*WHAT THE TASK ASKS:* Restate every line of the data word for word, except for the images.

*SUPPLIED RECORDS:*
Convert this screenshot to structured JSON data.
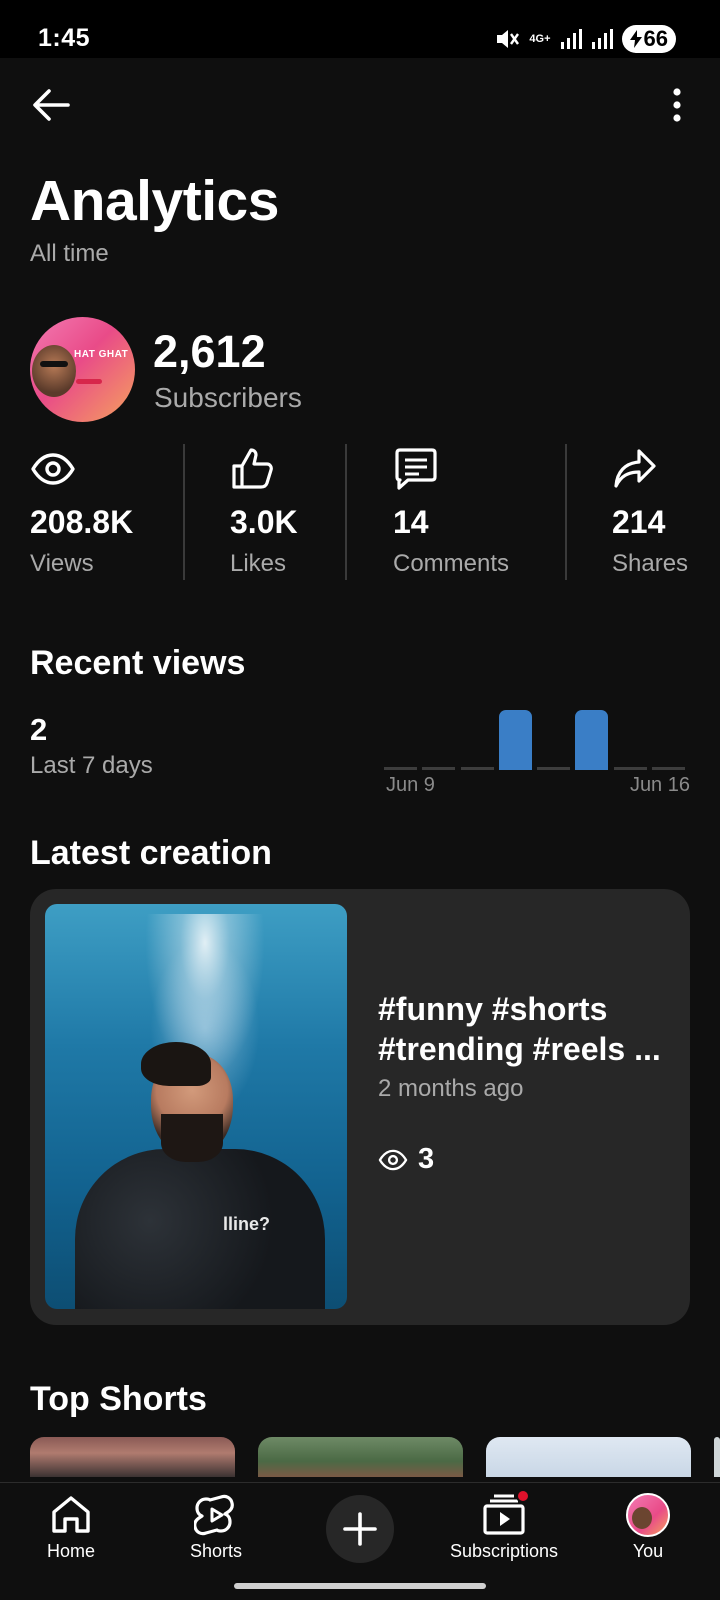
{
  "status_bar": {
    "time": "1:45",
    "network": "4G+",
    "battery": "66"
  },
  "header": {
    "title": "Analytics",
    "subtitle": "All time"
  },
  "channel": {
    "avatar_text": "HAT GHAT",
    "subscriber_count": "2,612",
    "subscriber_label": "Subscribers"
  },
  "stats": [
    {
      "icon": "eye-icon",
      "value": "208.8K",
      "label": "Views"
    },
    {
      "icon": "thumbs-up-icon",
      "value": "3.0K",
      "label": "Likes"
    },
    {
      "icon": "comment-icon",
      "value": "14",
      "label": "Comments"
    },
    {
      "icon": "share-icon",
      "value": "214",
      "label": "Shares"
    }
  ],
  "recent_views": {
    "title": "Recent views",
    "count": "2",
    "period": "Last 7 days",
    "axis_start": "Jun 9",
    "axis_end": "Jun 16"
  },
  "chart_data": {
    "type": "bar",
    "title": "",
    "xlabel": "",
    "ylabel": "",
    "x_tick_labels": [
      "Jun 9",
      "Jun 16"
    ],
    "values": [
      0,
      0,
      0,
      1,
      0,
      1,
      0,
      0
    ],
    "ylim": [
      0,
      1
    ],
    "color": "#3a7ec6"
  },
  "latest_creation": {
    "section_title": "Latest creation",
    "title_line1": "#funny #shorts",
    "title_line2": "#trending #reels ...",
    "age": "2 months ago",
    "views": "3",
    "shirt_logo": "lline?"
  },
  "top_shorts": {
    "section_title": "Top Shorts"
  },
  "bottom_nav": {
    "home": "Home",
    "shorts": "Shorts",
    "subscriptions": "Subscriptions",
    "you": "You"
  },
  "colors": {
    "background": "#0f0f0f",
    "card": "#272727",
    "accent_blue": "#3a7ec6",
    "notification_red": "#e0112b"
  }
}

*TASK RESPONSE:*
Convert this screenshot to structured JSON data.
{
  "status_bar": {
    "time": "1:45",
    "network": "4G+",
    "battery": "66"
  },
  "header": {
    "title": "Analytics",
    "subtitle": "All time"
  },
  "channel": {
    "avatar_text": "HAT GHAT",
    "subscriber_count": "2,612",
    "subscriber_label": "Subscribers"
  },
  "stats": [
    {
      "icon": "eye-icon",
      "value": "208.8K",
      "label": "Views"
    },
    {
      "icon": "thumbs-up-icon",
      "value": "3.0K",
      "label": "Likes"
    },
    {
      "icon": "comment-icon",
      "value": "14",
      "label": "Comments"
    },
    {
      "icon": "share-icon",
      "value": "214",
      "label": "Shares"
    }
  ],
  "recent_views": {
    "title": "Recent views",
    "count": "2",
    "period": "Last 7 days",
    "axis_start": "Jun 9",
    "axis_end": "Jun 16"
  },
  "chart_data": {
    "type": "bar",
    "title": "",
    "xlabel": "",
    "ylabel": "",
    "x_tick_labels": [
      "Jun 9",
      "Jun 16"
    ],
    "values": [
      0,
      0,
      0,
      1,
      0,
      1,
      0,
      0
    ],
    "ylim": [
      0,
      1
    ],
    "color": "#3a7ec6"
  },
  "latest_creation": {
    "section_title": "Latest creation",
    "title_line1": "#funny #shorts",
    "title_line2": "#trending #reels ...",
    "age": "2 months ago",
    "views": "3",
    "shirt_logo": "lline?"
  },
  "top_shorts": {
    "section_title": "Top Shorts"
  },
  "bottom_nav": {
    "home": "Home",
    "shorts": "Shorts",
    "subscriptions": "Subscriptions",
    "you": "You"
  },
  "colors": {
    "background": "#0f0f0f",
    "card": "#272727",
    "accent_blue": "#3a7ec6",
    "notification_red": "#e0112b"
  }
}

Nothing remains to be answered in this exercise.